---------- Data extracts

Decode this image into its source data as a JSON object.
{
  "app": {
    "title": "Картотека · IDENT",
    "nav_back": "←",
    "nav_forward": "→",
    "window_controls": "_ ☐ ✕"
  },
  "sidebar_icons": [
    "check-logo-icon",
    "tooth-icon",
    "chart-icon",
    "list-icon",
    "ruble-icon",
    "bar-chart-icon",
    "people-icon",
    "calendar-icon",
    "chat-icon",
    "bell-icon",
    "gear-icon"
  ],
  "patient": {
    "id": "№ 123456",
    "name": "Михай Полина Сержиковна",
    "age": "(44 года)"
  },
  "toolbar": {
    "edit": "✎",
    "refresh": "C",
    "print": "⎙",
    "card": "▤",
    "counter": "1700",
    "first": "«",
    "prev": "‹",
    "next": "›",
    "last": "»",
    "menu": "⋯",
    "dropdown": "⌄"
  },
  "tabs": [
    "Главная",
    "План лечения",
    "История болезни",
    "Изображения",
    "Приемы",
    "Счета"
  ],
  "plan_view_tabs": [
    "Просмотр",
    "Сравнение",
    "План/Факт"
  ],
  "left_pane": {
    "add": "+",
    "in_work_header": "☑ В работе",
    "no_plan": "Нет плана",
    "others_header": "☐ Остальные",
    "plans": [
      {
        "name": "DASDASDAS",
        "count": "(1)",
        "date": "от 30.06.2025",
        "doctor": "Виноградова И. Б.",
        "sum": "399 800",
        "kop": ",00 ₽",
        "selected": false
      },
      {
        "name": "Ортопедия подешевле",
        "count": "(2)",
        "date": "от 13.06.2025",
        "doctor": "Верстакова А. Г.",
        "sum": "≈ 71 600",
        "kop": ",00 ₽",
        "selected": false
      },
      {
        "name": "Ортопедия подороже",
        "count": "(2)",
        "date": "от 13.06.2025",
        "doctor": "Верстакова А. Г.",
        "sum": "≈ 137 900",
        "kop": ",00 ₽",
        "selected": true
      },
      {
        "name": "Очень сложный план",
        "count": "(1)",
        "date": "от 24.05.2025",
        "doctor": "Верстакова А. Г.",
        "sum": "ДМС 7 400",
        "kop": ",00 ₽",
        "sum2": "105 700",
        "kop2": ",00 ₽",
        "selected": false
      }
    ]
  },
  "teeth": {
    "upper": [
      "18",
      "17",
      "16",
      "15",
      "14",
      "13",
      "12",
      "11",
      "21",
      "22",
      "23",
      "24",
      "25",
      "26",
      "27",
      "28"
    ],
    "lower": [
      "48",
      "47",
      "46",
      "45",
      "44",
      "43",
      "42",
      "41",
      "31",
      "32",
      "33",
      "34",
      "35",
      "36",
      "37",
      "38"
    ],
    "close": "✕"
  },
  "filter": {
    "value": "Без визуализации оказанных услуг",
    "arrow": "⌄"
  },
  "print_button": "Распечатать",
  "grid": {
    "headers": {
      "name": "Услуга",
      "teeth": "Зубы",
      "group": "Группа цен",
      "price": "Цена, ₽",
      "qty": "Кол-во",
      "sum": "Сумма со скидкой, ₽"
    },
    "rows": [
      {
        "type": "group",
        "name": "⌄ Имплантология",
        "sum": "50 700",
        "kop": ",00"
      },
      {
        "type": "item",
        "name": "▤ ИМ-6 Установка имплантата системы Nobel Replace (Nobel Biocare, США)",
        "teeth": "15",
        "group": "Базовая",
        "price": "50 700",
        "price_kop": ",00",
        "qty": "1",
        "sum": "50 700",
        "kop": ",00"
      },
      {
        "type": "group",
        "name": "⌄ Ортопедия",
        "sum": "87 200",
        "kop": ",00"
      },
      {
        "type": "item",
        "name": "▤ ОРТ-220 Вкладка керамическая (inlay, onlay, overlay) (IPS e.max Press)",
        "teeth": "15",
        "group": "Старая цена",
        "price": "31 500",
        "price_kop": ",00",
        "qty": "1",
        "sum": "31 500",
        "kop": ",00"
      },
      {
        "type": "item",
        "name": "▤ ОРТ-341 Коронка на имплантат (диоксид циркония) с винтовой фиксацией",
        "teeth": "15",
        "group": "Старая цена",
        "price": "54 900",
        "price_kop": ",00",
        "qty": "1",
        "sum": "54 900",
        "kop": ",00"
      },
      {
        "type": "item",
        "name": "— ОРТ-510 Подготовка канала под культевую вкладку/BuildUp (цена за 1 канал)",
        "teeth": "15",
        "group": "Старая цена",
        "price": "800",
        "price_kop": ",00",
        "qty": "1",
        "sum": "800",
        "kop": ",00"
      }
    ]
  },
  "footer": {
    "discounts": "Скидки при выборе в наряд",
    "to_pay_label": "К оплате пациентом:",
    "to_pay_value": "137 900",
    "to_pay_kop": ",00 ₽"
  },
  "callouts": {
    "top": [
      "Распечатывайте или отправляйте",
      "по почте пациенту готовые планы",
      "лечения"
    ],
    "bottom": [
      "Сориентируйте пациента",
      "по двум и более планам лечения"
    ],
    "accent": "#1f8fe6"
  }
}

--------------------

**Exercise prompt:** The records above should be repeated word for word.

**Solution for this exercise:**
Decode this image into its source data as a JSON object.
{
  "app": {
    "title": "Картотека · IDENT",
    "nav_back": "←",
    "nav_forward": "→",
    "window_controls": "_ ☐ ✕"
  },
  "sidebar_icons": [
    "check-logo-icon",
    "tooth-icon",
    "chart-icon",
    "list-icon",
    "ruble-icon",
    "bar-chart-icon",
    "people-icon",
    "calendar-icon",
    "chat-icon",
    "bell-icon",
    "gear-icon"
  ],
  "patient": {
    "id": "№ 123456",
    "name": "Михай Полина Сержиковна",
    "age": "(44 года)"
  },
  "toolbar": {
    "edit": "✎",
    "refresh": "C",
    "print": "⎙",
    "card": "▤",
    "counter": "1700",
    "first": "«",
    "prev": "‹",
    "next": "›",
    "last": "»",
    "menu": "⋯",
    "dropdown": "⌄"
  },
  "tabs": [
    "Главная",
    "План лечения",
    "История болезни",
    "Изображения",
    "Приемы",
    "Счета"
  ],
  "plan_view_tabs": [
    "Просмотр",
    "Сравнение",
    "План/Факт"
  ],
  "left_pane": {
    "add": "+",
    "in_work_header": "☑ В работе",
    "no_plan": "Нет плана",
    "others_header": "☐ Остальные",
    "plans": [
      {
        "name": "DASDASDAS",
        "count": "(1)",
        "date": "от 30.06.2025",
        "doctor": "Виноградова И. Б.",
        "sum": "399 800",
        "kop": ",00 ₽",
        "selected": false
      },
      {
        "name": "Ортопедия подешевле",
        "count": "(2)",
        "date": "от 13.06.2025",
        "doctor": "Верстакова А. Г.",
        "sum": "≈ 71 600",
        "kop": ",00 ₽",
        "selected": false
      },
      {
        "name": "Ортопедия подороже",
        "count": "(2)",
        "date": "от 13.06.2025",
        "doctor": "Верстакова А. Г.",
        "sum": "≈ 137 900",
        "kop": ",00 ₽",
        "selected": true
      },
      {
        "name": "Очень сложный план",
        "count": "(1)",
        "date": "от 24.05.2025",
        "doctor": "Верстакова А. Г.",
        "sum": "ДМС 7 400",
        "kop": ",00 ₽",
        "sum2": "105 700",
        "kop2": ",00 ₽",
        "selected": false
      }
    ]
  },
  "teeth": {
    "upper": [
      "18",
      "17",
      "16",
      "15",
      "14",
      "13",
      "12",
      "11",
      "21",
      "22",
      "23",
      "24",
      "25",
      "26",
      "27",
      "28"
    ],
    "lower": [
      "48",
      "47",
      "46",
      "45",
      "44",
      "43",
      "42",
      "41",
      "31",
      "32",
      "33",
      "34",
      "35",
      "36",
      "37",
      "38"
    ],
    "close": "✕"
  },
  "filter": {
    "value": "Без визуализации оказанных услуг",
    "arrow": "⌄"
  },
  "print_button": "Распечатать",
  "grid": {
    "headers": {
      "name": "Услуга",
      "teeth": "Зубы",
      "group": "Группа цен",
      "price": "Цена, ₽",
      "qty": "Кол-во",
      "sum": "Сумма со скидкой, ₽"
    },
    "rows": [
      {
        "type": "group",
        "name": "⌄ Имплантология",
        "sum": "50 700",
        "kop": ",00"
      },
      {
        "type": "item",
        "name": "▤ ИМ-6 Установка имплантата системы Nobel Replace (Nobel Biocare, США)",
        "teeth": "15",
        "group": "Базовая",
        "price": "50 700",
        "price_kop": ",00",
        "qty": "1",
        "sum": "50 700",
        "kop": ",00"
      },
      {
        "type": "group",
        "name": "⌄ Ортопедия",
        "sum": "87 200",
        "kop": ",00"
      },
      {
        "type": "item",
        "name": "▤ ОРТ-220 Вкладка керамическая (inlay, onlay, overlay) (IPS e.max Press)",
        "teeth": "15",
        "group": "Старая цена",
        "price": "31 500",
        "price_kop": ",00",
        "qty": "1",
        "sum": "31 500",
        "kop": ",00"
      },
      {
        "type": "item",
        "name": "▤ ОРТ-341 Коронка на имплантат (диоксид циркония) с винтовой фиксацией",
        "teeth": "15",
        "group": "Старая цена",
        "price": "54 900",
        "price_kop": ",00",
        "qty": "1",
        "sum": "54 900",
        "kop": ",00"
      },
      {
        "type": "item",
        "name": "— ОРТ-510 Подготовка канала под культевую вкладку/BuildUp (цена за 1 канал)",
        "teeth": "15",
        "group": "Старая цена",
        "price": "800",
        "price_kop": ",00",
        "qty": "1",
        "sum": "800",
        "kop": ",00"
      }
    ]
  },
  "footer": {
    "discounts": "Скидки при выборе в наряд",
    "to_pay_label": "К оплате пациентом:",
    "to_pay_value": "137 900",
    "to_pay_kop": ",00 ₽"
  },
  "callouts": {
    "top": [
      "Распечатывайте или отправляйте",
      "по почте пациенту готовые планы",
      "лечения"
    ],
    "bottom": [
      "Сориентируйте пациента",
      "по двум и более планам лечения"
    ],
    "accent": "#1f8fe6"
  }
}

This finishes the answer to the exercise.